Sixteen-year-old Nina Kane should be worrying about her immortal soul, but she's too busy trying to actually survive. Her town's population has been decimated by soul-consuming demons, and souls are in short supply. Watching over her younger sister, Mellie, and scraping together food and money are all that matters. The two of them are a family. They gave up on their deadbeat mom a long time ago.
When Nina discovers that Mellie is keeping a secret that threatens their very existence, she'll do anything to protect her. Because in New Temperance, sins are prosecuted as crimes by the brutal Church and its army of black-robed exorcists. And Mellie's sin has put her in serious trouble.
To keep them both alive, Nina will need to trust Finn, a fugitive with deep green eyes who has already saved her life once and who might just be an exorcist.
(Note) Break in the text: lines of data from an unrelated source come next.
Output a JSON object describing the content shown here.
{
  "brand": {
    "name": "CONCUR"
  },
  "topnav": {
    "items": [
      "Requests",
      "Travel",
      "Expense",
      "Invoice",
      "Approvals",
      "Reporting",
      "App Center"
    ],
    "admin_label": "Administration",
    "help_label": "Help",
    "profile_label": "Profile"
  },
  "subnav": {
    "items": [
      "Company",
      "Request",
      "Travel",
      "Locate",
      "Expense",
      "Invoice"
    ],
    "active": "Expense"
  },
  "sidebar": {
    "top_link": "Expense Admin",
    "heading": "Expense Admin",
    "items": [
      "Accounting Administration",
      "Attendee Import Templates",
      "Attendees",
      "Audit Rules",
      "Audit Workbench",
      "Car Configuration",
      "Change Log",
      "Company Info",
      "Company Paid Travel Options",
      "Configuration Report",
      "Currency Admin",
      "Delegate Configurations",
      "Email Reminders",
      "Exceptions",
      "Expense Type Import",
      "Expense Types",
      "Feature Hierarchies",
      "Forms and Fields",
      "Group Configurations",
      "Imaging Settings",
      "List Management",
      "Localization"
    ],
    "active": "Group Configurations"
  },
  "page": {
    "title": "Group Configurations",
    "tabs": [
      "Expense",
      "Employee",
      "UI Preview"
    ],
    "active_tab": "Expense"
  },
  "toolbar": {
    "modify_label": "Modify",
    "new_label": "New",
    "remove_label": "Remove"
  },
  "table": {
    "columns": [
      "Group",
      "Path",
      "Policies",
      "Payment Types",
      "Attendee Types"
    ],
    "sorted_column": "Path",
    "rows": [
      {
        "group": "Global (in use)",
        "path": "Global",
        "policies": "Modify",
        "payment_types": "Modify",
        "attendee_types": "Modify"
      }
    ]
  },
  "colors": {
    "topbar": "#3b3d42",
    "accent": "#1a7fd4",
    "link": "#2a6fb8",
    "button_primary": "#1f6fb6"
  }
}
But what kind of exorcist wears a hoodie?
Wanted by the Church and hunted by dark forces, Nina knows she can't survive on her own. She needs Finn and his group of rogue friends just as much as they need her.
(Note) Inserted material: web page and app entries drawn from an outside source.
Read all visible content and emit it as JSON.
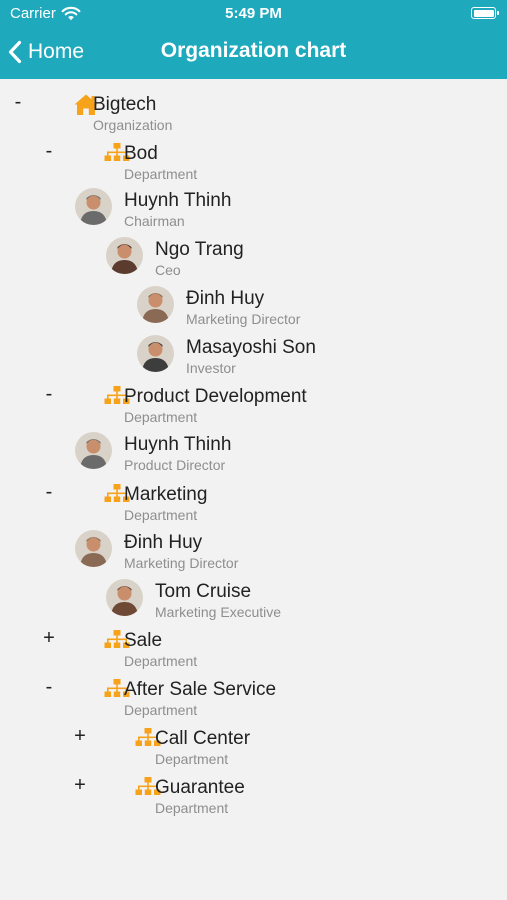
{
  "status_bar": {
    "carrier": "Carrier",
    "time": "5:49 PM"
  },
  "nav": {
    "back_label": "Home",
    "title": "Organization chart"
  },
  "colors": {
    "nav_bg": "#1fa9bd",
    "icon_orange": "#f7a21b",
    "background": "#f2f2f2"
  },
  "tree": [
    {
      "toggle": "-",
      "icon": "home-icon",
      "title": "Bigtech",
      "subtitle": "Organization"
    },
    {
      "toggle": "-",
      "icon": "org-chart-icon",
      "title": "Bod",
      "subtitle": "Department"
    },
    {
      "toggle": "",
      "icon": "avatar",
      "title": "Huynh Thinh",
      "subtitle": "Chairman"
    },
    {
      "toggle": "",
      "icon": "avatar",
      "title": "Ngo Trang",
      "subtitle": "Ceo"
    },
    {
      "toggle": "",
      "icon": "avatar",
      "title": "Đinh Huy",
      "subtitle": "Marketing Director"
    },
    {
      "toggle": "",
      "icon": "avatar",
      "title": "Masayoshi Son",
      "subtitle": "Investor"
    },
    {
      "toggle": "-",
      "icon": "org-chart-icon",
      "title": "Product Development",
      "subtitle": "Department"
    },
    {
      "toggle": "",
      "icon": "avatar",
      "title": "Huynh Thinh",
      "subtitle": "Product Director"
    },
    {
      "toggle": "-",
      "icon": "org-chart-icon",
      "title": "Marketing",
      "subtitle": "Department"
    },
    {
      "toggle": "",
      "icon": "avatar",
      "title": "Đinh Huy",
      "subtitle": "Marketing Director"
    },
    {
      "toggle": "",
      "icon": "avatar",
      "title": "Tom Cruise",
      "subtitle": "Marketing Executive"
    },
    {
      "toggle": "+",
      "icon": "org-chart-icon",
      "title": "Sale",
      "subtitle": "Department"
    },
    {
      "toggle": "-",
      "icon": "org-chart-icon",
      "title": "After Sale Service",
      "subtitle": "Department"
    },
    {
      "toggle": "+",
      "icon": "org-chart-icon",
      "title": "Call Center",
      "subtitle": "Department"
    },
    {
      "toggle": "+",
      "icon": "org-chart-icon",
      "title": "Guarantee",
      "subtitle": "Department"
    }
  ]
}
The Stars Never Rise wasn't a poor novel. It had really exhilarating action scenes, impressionable characters, a strong build-up of the setting, and occasional twists which at least I didn't see coming. Yet, I can't say that I loved this novel. Maybe it was the insta-love (even though well justified, but it didn't really feel real to me) or the fact that I was never really invested in the story or characters. While the novel kept me entertained, the certain hollowness didn't make a long-lasting impression.
You can immediately see that The Stars Never Rise isn't the first book written by the author. The language/style of writing never bores the reader as Vincent is very capable of maintaining the readers' attention, whether it was with the description of the doomed society or the action scenes. While the novel might include the generic elements of a YA fantasy novel (the special main character, dysfunctional family, the lovely-eyed love interest), it was able to offer other things than just the basics. The refreshing and sometimes even bold storyline was definitely the strongest element, with the Church's constricting rules about procreation and occupation among many others. I really liked the fact how the Church and the government were so tied together (in the novel, wouldn't be so nice in real life) and how the author had decided to include many of the officials and politicians in the storyline as (major) minor characters.
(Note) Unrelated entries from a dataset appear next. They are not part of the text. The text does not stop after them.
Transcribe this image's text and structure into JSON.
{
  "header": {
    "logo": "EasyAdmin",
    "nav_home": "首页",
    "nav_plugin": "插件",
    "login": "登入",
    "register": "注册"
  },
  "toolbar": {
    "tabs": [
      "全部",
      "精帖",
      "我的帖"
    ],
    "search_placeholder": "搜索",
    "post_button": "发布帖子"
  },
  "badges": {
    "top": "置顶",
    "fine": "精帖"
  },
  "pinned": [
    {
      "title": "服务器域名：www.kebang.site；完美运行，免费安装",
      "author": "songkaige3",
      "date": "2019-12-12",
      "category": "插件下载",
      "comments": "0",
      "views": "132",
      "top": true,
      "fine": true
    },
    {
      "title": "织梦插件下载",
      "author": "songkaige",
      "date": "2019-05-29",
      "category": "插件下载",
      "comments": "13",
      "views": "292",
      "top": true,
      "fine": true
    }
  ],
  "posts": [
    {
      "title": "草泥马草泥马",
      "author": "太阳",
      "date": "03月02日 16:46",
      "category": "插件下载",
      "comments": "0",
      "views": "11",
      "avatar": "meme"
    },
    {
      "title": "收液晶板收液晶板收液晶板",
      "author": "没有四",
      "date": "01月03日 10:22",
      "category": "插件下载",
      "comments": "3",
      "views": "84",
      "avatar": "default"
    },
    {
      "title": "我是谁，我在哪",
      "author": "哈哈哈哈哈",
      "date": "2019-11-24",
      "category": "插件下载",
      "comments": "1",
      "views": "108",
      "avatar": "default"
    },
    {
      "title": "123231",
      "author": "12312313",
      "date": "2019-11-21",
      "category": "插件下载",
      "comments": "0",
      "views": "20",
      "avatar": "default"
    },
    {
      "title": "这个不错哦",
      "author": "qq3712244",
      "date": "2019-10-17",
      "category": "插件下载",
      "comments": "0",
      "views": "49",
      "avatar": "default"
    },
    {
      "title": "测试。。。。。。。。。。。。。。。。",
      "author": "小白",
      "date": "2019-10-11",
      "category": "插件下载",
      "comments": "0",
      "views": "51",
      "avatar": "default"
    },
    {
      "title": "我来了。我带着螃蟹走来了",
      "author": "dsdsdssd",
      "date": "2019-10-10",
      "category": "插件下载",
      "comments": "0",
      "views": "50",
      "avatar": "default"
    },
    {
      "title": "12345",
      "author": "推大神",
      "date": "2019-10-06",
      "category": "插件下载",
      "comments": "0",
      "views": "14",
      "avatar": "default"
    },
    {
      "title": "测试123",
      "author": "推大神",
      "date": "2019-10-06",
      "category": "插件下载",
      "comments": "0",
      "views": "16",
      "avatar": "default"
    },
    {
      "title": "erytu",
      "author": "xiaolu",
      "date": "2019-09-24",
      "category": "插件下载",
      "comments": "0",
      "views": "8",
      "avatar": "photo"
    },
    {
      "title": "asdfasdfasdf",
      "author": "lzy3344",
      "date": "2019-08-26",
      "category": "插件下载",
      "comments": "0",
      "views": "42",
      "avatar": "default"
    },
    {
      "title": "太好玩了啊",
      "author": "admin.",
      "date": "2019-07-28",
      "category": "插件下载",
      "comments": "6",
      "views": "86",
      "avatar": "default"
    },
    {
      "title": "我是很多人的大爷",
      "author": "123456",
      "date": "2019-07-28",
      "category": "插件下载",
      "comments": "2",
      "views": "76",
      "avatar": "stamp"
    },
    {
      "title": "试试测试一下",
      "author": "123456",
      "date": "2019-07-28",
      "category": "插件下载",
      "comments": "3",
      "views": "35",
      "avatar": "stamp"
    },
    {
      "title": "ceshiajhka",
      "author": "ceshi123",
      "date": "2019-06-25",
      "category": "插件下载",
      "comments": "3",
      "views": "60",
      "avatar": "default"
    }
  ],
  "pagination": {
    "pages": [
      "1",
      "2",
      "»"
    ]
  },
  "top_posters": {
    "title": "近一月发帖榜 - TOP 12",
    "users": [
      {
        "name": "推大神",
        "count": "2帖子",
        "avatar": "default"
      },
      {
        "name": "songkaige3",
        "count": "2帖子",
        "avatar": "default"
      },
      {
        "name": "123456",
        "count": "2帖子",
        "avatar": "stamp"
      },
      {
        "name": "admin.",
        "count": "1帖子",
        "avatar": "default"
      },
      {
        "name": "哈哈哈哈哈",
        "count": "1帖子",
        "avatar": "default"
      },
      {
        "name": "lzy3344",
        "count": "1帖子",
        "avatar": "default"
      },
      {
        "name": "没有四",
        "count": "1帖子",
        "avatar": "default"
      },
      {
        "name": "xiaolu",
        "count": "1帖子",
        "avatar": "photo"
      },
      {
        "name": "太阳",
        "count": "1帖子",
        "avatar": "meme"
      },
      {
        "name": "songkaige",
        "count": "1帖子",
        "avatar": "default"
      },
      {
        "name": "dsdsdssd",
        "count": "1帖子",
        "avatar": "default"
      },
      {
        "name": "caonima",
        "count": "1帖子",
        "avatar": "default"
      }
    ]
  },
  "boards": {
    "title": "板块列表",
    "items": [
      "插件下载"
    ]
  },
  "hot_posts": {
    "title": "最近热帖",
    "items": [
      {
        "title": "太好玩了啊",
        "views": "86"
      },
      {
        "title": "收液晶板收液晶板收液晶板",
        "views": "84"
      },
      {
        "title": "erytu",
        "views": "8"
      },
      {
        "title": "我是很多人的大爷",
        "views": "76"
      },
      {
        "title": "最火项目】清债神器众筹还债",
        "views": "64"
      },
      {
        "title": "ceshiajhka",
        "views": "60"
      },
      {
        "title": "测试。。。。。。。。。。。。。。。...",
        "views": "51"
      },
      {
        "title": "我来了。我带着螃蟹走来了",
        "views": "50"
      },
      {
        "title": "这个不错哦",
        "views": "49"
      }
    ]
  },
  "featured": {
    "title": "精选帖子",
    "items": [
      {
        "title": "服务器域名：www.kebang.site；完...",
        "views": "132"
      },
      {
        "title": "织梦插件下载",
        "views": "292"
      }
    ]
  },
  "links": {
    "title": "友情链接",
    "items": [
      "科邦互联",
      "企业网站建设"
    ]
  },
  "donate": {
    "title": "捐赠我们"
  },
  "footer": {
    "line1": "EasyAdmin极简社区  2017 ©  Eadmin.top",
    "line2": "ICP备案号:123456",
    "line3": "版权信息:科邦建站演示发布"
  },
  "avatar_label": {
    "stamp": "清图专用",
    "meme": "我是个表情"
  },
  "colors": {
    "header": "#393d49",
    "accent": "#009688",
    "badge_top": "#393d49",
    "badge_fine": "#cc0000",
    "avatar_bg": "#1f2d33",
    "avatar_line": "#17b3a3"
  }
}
If you picture yourself living in a world of constant survival, it may be quite obvious that you try to live your life to the fullest, trying to be fearless of the consequences of your decisions. Even though I liked the fact that the author had included this live-while-it-lasts element to the novel, especially in terms of the romance, I also kind of cringed because of it. While Nina and her love interest most definitely are described to be interested in one another, I never saw the chemistry between them. While I liked both characters, I didn't feel the connection between them. Maybe it was just me, but the way the romance came across to me (the whole relationship was thrust upon them, without Nina really getting a chance to breath and take all the events in before getting it on with a stranger) made me like it less.
The novel had a strong start and immediately I was absorbed and forgot about my surroundings, but maybe after reading 25% of the book, the storyline started to get slower and slower. Not until the remaining 30%, the pace quickened and interesting reveals were made, making the beginning and ending my favourite parts of the book. The middle section came across a lot weaker as the majority of it was all about introducing new characters and the build-up the romance (which wasn't really that convincing), and not as much about Nina coming terms with her changing life. There was this really interesting twist in the middle of the book (one that I can't really recall happening ever before in YA literature) which made things more interesting, but also caused lots of questions and a bit hesitant attitude by me.
I suppose it's one of those "it's me not you" things as I've read quite many raving reviews of The Stars Never Rise, and while the book was entertaining I never became invested in anything. This caused me to read some of the chapters half-heartedly, then going back to re-read some stuff making me even more frustrated with the book, and myself too. I think quite many will enjoy the book as it most definitely had the gripping elements of a good YA novel, but I most likely won't be coming back to the series, unfortunately (unless the second book will be a major game changer).